-------- SUPPLIED DATA --------

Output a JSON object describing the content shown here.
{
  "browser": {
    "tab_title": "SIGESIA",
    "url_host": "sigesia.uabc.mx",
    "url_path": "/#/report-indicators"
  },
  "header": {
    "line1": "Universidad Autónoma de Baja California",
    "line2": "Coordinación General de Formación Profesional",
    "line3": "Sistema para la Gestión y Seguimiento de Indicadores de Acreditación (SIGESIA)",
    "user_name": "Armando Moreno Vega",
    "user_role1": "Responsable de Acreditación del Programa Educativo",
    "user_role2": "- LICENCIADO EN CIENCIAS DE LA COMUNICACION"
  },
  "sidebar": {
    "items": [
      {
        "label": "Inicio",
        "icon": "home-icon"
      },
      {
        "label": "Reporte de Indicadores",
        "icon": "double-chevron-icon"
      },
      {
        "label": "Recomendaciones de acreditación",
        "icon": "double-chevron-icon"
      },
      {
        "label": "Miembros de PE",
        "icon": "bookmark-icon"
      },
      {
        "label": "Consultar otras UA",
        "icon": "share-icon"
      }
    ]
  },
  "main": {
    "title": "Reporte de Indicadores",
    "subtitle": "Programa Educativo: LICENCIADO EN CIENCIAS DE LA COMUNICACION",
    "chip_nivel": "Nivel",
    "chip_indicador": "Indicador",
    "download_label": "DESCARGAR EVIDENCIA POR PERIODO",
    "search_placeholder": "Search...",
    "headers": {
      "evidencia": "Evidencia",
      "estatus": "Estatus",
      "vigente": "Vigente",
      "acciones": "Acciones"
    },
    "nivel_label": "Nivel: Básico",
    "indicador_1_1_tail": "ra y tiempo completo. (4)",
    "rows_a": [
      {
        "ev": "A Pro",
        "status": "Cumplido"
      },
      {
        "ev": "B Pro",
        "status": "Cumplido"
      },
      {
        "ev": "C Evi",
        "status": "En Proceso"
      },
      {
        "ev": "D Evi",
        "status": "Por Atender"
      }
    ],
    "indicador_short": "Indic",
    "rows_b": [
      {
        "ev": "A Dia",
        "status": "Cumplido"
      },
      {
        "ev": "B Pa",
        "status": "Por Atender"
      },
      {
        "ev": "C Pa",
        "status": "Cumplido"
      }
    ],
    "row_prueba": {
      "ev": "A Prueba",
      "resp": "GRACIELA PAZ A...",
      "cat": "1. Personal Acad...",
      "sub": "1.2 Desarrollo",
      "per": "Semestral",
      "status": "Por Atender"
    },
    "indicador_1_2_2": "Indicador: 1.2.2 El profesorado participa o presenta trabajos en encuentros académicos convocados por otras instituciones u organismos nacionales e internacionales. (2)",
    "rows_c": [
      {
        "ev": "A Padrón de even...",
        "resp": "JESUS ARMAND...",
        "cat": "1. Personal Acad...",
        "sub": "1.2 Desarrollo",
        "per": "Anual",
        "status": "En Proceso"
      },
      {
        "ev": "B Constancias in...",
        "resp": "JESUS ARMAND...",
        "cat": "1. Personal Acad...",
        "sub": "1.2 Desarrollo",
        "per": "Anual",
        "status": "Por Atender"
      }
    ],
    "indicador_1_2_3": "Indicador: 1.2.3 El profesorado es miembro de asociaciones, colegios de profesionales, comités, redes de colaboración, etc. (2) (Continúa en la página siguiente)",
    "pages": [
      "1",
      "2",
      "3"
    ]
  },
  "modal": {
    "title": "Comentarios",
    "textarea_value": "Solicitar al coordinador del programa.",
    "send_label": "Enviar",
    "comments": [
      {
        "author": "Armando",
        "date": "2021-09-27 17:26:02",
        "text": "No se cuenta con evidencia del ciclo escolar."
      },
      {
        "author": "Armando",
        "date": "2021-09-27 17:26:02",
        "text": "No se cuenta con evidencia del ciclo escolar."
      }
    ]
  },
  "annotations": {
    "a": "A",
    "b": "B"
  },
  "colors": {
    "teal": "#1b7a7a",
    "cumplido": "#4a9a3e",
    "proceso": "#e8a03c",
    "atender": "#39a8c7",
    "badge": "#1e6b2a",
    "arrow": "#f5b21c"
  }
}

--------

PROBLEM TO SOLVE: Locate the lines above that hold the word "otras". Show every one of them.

EXPECTED ANSWER:
        "label": "Consultar otras UA",
    "indicador_1_2_2": "Indicador: 1.2.2 El profesorado participa o presenta trabajos en encuentros académicos convocados por otras instituciones u organismos nacionales e internacionales. (2)",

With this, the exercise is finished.